As Oklahoma enters its fourth year of sustained drought, some farmers expect the harvest to be so bad they'll end up calling their insurance agents and declaring this year a total loss. StateImpact Oklahoma's Joe Wertz reports that some are calling this the worst drought since the '50s — or even since the Dust Bowl.
NPR

States Say Cutting Down On Carbon Was Easier Than Expected

Next week President Obama will unveil his plan for the first nationwide program to control greenhouse gas emissions from the electrical power sector. States that have already started to control such emissions say it's not as hard as they thought it would be. They've ended up exceeding their goals, largely because of abundant natural gas, which burns more cleanly than coal.
NPR

Conservatives, Environmentalists Found Common Ground In Cap And Trade

Ambassador C. Boyden Gray, former White House counsel to George H.W. Bush, assisted in the development of the cap-and-trade system. He talks to Robert Siegel about how the system evolved over time.
NPR

A Peat Bog As Big As England, And A Rare Glimpse At Earth's History

Dr. Simon Lewis of the University of Leeds has discovered a vast peatland in a remote part of the Republic of Congo. The bog covers an area the size of England and is thought to contain billions of tons of peat. Scientists say that investigating the carbon-rich material could shed light on 10,000 years of environmental change in this little-studied region.
NPR

A Little Bird Either Learns Its Name Or Dies

Names are useful. We use them to catch someone's attention, to talk about them. Do animals create names for each other like we do? Yes, turns out. Here's a crazy example, with a dastardly back story.
NPR

No Matter How You Spell It, Fracking Stirs Controversy

Fracking was among 149 words added to the Merriam-Webster dictionary. Activists play up its unseemly connotations; those in the oil and gas industry downplay documented problems with gas development.
NPR

Industrial Hemp Could Take Root, If Legal Seeds Weren't So Scarce

After nearly 50 years of tight regulations, farmers in some states are now allowed to grow hemp seeds for experimentation. But it's still illegal to import viable seeds — which are in high demand.
NPR

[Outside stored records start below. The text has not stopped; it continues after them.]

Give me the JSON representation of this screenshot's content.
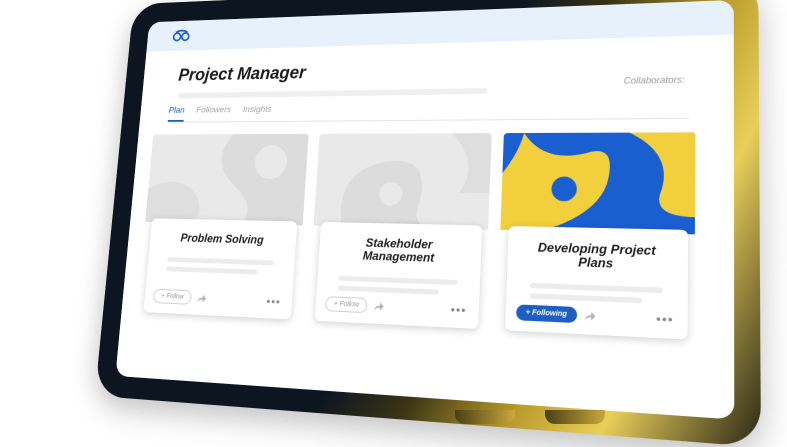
{
  "header": {
    "title": "Project Manager",
    "collaborators_label": "Collaborators:"
  },
  "tabs": [
    {
      "label": "Plan",
      "active": true
    },
    {
      "label": "Followers",
      "active": false
    },
    {
      "label": "Insights",
      "active": false
    }
  ],
  "cards": [
    {
      "title": "Problem Solving",
      "button": "+ Follow",
      "following": false,
      "image": "gray-abstract"
    },
    {
      "title": "Stakeholder Management",
      "button": "+ Follow",
      "following": false,
      "image": "gray-abstract"
    },
    {
      "title": "Developing Project Plans",
      "button": "+ Following",
      "following": true,
      "image": "blue-yellow-abstract"
    }
  ],
  "colors": {
    "accent": "#1f5fc4",
    "highlight": "#f2cf3d",
    "frame_dark": "#0d1620",
    "frame_gold": "#e9cf5a"
  },
  "icons": {
    "logo": "infinity-logo-icon",
    "share": "share-arrow-icon",
    "more": "more-dots-icon"
  }
}
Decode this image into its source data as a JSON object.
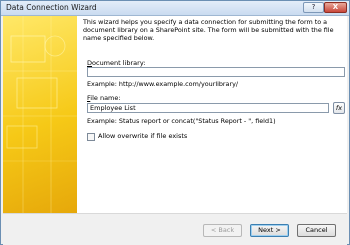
{
  "window": {
    "title": "Data Connection Wizard",
    "help": "?",
    "close": "X"
  },
  "intro": "This wizard helps you specify a data connection for submitting the form to a document library on a SharePoint site. The form will be submitted with the file name specified below.",
  "document_library": {
    "label_accel": "D",
    "label_rest": "ocument library:",
    "value": "",
    "example": "Example: http://www.example.com/yourlibrary/"
  },
  "file_name": {
    "label_accel": "F",
    "label_rest": "ile name:",
    "value": "Employee List",
    "example": "Example: Status report or concat(\"Status Report - \", field1)",
    "fx": "fx"
  },
  "overwrite": {
    "label": "Allow overwrite if file exists",
    "checked": false
  },
  "buttons": {
    "back": "< Back",
    "next": "Next >",
    "cancel": "Cancel"
  }
}
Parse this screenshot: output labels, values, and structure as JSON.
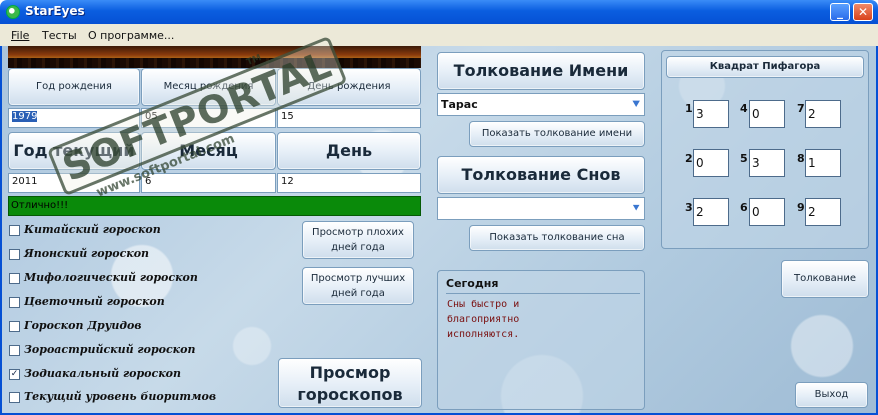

Hybrid Trout Threaten Montana's Native Cutthroats

Climate change in the West is luring rainbow trout to higher elevations, where the fish are mating with native cutthroats, genetic evidence shows. Biologists and anglers worry cutthroats could vanish.

Pages